When you’re cut, you bleed.
When you experience cutoff, public ridicule, or rejection by colleagues, peers, or even your own flesh and blood…you bleed, losing copious units of the plasma-packed fluid that runs warm through your veins of socio-emotional wellness and fuels your longevity.
As opposed to bleeding out and suffering, I challenge you to use your ‘trauma tourniquet’. You have the capacity and inherent resilience required to stop the bleeding, save yourself, and reconnect with your sense of safety—as well as the reality that, more often than not, you are okay, and you have survived.
Here’s one thing to remember about trauma: it’s subjective. This basically means that, if you tell me that you’ve directly or indirectly experienced trauma, then I have every reason to believe you and absolutely no right to minimize your anguish.
Let’s say that you were ostracized and bullied during grade school—which can, indeed, be traumatic. As you look back, it’s easy to visualize the blank stares, hyena laughs, and pointing fingers—as if the torment happened just yesterday. These sensory experiences still feel real and are anything but amusing. However, this doesn’t mean that they are real or that you’re actually in immediate danger today.
If you find yourself recalling these memories often or witnessing them reach into present-day scenarios and constantly pull you brain’s fear response alarm even when there’s no fire, then you’re likely dealing with the effects of painful past learning. Think of this as an accumulation of traumatic experiences that lead you to remain on the prowl years later and react impulsively to current situations that closely resemble those past threats—using your fight, flight, or freeze stress responses.
If you’re specifically dealing with a social wound, then it’s also likely that you’re grappling with the aftermath of social pain. Believe it or not, when an individual is marginalized, taunted, or socially isolated, the brain’s dorsal anterior cingulate cortex (dACC) activates. It switches on during real-time experiences and recollection. Think of it as a section of the brain’s surveillance system that persistently scans the internal and external environment for real or perceived threats to one’s survival—such as rising water, hunger, or other sensations of physical discomfort. The dACC also plays a significant role in cognitive and motor functioning.
Here are some ways to use that ‘trauma tourniquet’ that I mentioned earlier and prevent your dACC from overheating your nervous system after you’ve experienced or re-experienced social pain:
- Unlearn what you’ve Learned: Your prehistoric brain is often tempted to use a fire hydrant to extinguish a candle flame. Also, your anxious mind runs on painful past learning, becomes accustomed to catastrophizing , and struggles to distinguish real from perceived
Remember this: There’s a difference between being threatened and feeling threatened. If you ever find yourself on high alert, feel free to check-in with yourself about whether or not your life is actually on the line.

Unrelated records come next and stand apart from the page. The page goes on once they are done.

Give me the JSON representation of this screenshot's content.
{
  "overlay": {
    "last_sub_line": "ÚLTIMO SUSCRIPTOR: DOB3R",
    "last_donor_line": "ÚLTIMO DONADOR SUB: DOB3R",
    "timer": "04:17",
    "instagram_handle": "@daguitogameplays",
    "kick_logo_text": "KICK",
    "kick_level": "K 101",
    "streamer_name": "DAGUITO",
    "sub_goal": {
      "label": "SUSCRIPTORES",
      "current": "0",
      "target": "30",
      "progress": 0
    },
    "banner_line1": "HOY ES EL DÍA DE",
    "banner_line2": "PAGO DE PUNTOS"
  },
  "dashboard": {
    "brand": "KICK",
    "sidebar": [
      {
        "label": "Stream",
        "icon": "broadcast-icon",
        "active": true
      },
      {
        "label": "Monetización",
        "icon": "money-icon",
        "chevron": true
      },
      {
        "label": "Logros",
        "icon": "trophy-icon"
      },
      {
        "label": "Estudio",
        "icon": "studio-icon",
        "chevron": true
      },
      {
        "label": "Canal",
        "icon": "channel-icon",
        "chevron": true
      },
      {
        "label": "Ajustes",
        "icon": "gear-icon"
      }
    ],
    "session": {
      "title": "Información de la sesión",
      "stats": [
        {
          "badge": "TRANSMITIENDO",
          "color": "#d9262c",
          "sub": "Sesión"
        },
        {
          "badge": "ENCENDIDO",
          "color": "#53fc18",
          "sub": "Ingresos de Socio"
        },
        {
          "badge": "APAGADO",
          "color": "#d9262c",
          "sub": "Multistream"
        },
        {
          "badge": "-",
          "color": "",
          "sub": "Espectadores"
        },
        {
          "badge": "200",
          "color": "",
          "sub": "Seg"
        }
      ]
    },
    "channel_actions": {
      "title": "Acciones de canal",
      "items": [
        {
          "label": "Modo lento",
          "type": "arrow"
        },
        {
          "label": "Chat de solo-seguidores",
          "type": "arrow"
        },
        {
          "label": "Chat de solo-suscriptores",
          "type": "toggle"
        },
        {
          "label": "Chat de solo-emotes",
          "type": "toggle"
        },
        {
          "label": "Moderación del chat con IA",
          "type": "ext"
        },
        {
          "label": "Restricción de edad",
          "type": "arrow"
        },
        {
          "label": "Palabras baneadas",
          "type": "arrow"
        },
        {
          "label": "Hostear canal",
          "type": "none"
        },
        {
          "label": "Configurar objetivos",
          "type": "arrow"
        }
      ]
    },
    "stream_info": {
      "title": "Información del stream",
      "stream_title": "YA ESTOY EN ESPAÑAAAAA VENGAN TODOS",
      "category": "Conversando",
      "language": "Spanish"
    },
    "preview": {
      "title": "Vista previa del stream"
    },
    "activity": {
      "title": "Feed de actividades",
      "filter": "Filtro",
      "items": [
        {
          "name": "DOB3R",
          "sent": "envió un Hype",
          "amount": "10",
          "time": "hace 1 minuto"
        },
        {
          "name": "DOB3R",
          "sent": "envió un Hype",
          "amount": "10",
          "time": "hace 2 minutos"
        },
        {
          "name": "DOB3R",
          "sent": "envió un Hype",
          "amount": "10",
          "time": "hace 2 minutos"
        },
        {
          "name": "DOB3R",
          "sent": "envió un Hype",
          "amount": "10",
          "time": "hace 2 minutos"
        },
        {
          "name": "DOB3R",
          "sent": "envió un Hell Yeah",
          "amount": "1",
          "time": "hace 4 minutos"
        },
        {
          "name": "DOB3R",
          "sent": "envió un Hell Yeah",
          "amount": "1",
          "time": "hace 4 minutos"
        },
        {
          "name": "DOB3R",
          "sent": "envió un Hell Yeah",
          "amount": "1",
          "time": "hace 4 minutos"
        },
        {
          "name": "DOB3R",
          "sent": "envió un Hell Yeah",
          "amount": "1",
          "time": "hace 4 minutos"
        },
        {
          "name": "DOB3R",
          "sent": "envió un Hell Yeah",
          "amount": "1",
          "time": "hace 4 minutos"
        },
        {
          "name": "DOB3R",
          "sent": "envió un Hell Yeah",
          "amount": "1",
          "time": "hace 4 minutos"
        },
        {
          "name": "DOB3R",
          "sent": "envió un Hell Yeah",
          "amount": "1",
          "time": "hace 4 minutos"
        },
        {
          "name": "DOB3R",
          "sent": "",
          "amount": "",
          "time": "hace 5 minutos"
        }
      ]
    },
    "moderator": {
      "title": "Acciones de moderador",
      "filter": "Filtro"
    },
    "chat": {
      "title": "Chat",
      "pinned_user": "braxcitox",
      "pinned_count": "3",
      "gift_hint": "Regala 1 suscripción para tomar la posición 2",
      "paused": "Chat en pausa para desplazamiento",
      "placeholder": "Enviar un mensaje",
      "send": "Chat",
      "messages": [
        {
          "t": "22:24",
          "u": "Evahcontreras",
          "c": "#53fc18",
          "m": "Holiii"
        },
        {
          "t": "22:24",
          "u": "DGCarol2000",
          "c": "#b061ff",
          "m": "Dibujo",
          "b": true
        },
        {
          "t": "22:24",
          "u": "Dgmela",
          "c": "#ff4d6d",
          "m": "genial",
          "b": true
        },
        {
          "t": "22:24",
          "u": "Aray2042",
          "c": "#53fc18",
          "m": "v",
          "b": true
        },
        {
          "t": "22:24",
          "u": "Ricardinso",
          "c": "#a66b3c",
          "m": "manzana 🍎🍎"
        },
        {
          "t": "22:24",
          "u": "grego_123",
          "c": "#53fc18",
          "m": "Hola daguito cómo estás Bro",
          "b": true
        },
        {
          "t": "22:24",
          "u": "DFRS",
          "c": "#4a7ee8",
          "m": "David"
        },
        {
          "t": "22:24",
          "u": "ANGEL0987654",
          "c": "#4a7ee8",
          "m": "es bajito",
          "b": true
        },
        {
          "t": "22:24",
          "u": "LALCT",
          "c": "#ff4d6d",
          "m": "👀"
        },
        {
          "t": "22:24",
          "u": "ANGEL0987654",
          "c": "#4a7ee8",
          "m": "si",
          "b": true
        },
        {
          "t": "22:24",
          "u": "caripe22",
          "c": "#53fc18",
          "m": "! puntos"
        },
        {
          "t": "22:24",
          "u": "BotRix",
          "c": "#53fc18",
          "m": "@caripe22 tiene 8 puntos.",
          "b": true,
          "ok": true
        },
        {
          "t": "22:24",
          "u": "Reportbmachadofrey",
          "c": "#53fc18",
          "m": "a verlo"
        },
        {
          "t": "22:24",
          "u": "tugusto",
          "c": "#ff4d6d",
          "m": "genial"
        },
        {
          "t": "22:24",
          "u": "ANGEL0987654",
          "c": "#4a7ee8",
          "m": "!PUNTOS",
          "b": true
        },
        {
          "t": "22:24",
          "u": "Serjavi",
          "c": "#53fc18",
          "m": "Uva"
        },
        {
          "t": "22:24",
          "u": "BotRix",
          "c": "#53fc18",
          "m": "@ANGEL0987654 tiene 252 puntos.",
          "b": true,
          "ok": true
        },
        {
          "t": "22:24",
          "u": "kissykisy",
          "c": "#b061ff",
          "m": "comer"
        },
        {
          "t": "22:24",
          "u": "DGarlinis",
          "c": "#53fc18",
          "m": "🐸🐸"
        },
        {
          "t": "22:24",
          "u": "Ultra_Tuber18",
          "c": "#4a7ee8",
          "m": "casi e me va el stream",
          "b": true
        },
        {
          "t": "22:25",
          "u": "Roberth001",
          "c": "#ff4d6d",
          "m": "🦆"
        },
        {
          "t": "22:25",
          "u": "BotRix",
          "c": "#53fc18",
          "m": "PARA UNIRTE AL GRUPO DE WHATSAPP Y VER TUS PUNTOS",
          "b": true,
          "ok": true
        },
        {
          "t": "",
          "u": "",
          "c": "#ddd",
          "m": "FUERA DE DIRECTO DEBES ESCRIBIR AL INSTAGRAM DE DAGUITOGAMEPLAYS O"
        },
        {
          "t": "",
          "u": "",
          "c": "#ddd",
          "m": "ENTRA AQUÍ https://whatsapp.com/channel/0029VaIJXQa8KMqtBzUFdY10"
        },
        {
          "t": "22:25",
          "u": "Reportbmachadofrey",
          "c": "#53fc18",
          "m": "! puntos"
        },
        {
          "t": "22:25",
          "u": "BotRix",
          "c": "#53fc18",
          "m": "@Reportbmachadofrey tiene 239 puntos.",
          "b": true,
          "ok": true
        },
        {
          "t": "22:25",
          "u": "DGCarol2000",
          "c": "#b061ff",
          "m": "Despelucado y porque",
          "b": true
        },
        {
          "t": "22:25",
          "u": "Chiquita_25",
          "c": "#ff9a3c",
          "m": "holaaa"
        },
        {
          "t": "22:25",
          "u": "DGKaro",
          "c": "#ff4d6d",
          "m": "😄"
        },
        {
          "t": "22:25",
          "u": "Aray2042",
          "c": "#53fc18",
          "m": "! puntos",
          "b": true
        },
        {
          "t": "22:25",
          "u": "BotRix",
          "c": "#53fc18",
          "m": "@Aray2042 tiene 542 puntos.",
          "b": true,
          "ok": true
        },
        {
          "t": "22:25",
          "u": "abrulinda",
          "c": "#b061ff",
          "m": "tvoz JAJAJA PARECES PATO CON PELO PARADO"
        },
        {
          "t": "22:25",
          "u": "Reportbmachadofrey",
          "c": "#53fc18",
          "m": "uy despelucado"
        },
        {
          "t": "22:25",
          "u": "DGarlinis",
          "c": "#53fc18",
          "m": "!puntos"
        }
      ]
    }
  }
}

- Come to your Senses: Activate your ‘cool’, parasympathetic nervous system. Begin to experience the world in real-time. Take note of what you see, taste, hear, and feel (either with your hands or within your body). Doing so will help you become grounded within your environment and recognize your safety in the present moment.
- Push for Posttraumatic Growth: There isn’t a structured timeline or fixed deadline for the healing process, and no one should feel pressured to breakthrough alone. A trained trauma therapist can help you recognize what been happening to you, as well as provide you with the tools to tap into your inherent resilience so that you can stop the bleeding and finally feel relief.
Feel free to reach out today so that you can begin to embark on your healing journey!